She said Soldiers must wear a Department of Transportation-approved helmet that is three-quarters or full-faced; wear long-sleeved shirts and long pants; and wear over-the-ankle shoes or boots that are sturdy like leather -- Army issue boots are acceptable. If the helmet that is being worn does not have a face shield, safety goggles or American National Standards Institute-approved wraparound safety sunglasses must be worn, Ghostley added.

Soldiers are also required to have progressive motorcycle training after they have taken the basic rider course, according to safety specialist.

People that are not affiliated with the Army that are operating motorcycles on the installation must also be wearing the same protective gear as those required for the Soldiers, she added.

Ghostley also explained the required continual training required to operate motorcycles on the installation, saying that within the first year after completing the basic rider course, Soldiers must take either the BRC2 or the military sport bike course.

The BRC2 is for those that ride a touring or cruising bike and the MSRC is second-stage bike training for Soldiers to learn to handle their sport bikes by practicing corning drills, stopping drills, and precise technique and accuracy to enhance safety and diminish the risk of riding a sport bike, said Smith.

"[Motorcycle training] is a continuous process and the Army has decided that this is life-long training," he said. "These are perishable skills. We want [Soldiers] to come back periodically and brush up on their skills."

Jake Simoneaux, Fort Rucker Air Traffic Controller, has been riding motorcycles since 2006 and attended the MSRC to give himself a refresher on sport bike riding safety.

"It's stuff that you forget or take for granted," he said. "Most cars aren't even looking for motorcycles on the road and that's why I drive pretty cautiously. I just like to ride [motorcycles] … for the joy of it and I've got a Family to go home to. [The course] made me aware and watch out to for others."

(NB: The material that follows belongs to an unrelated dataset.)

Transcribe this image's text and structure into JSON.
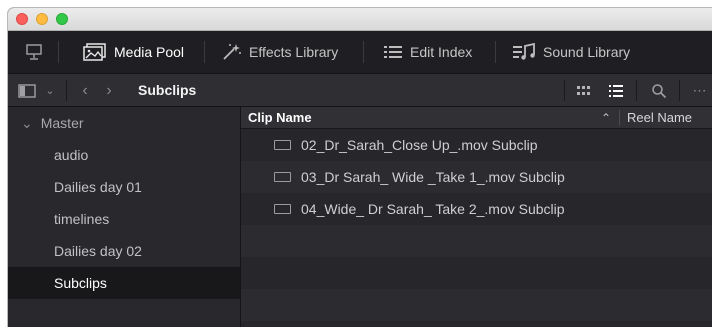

Smith said that motorcyclists need to drive more defensively in order to protect themselves from the other motorists on the road that may be distracted or don't notice motorcycles on the road, and that's what the courses are there to teach them.

"We have to think defense out there on two wheels," he said. "The fact of the matter is that nobody is going to be better positioned or situated to protect you than you, the rider."

The installation also offers a refresher course for redeploying Soldiers that are returning to Fort Rucker that haven't ridden in a while, said Ghostley, adding that the refresher course is also required for all Soldiers every three years as sustainment training.

Smith said it is important for people to take the opportunity to learn everything they can about motorcycle safety, whether it be from reading magazines, going to the Motorcycle Safety Foundation website or taking courses such as the MSRC, and not just for the motorcyclists, but for other drivers as well.

"What we ask is that for the folks that are on four wheels that haven't seen us [on the road in the past few] months -- please look out for us," he said. "We're out here and we just want to share the road, too."

To register for a basic rider course, visit https://apps.imcom.army.mil/AIRS.

Page last updated Fri April 6th, 2012 at 14:35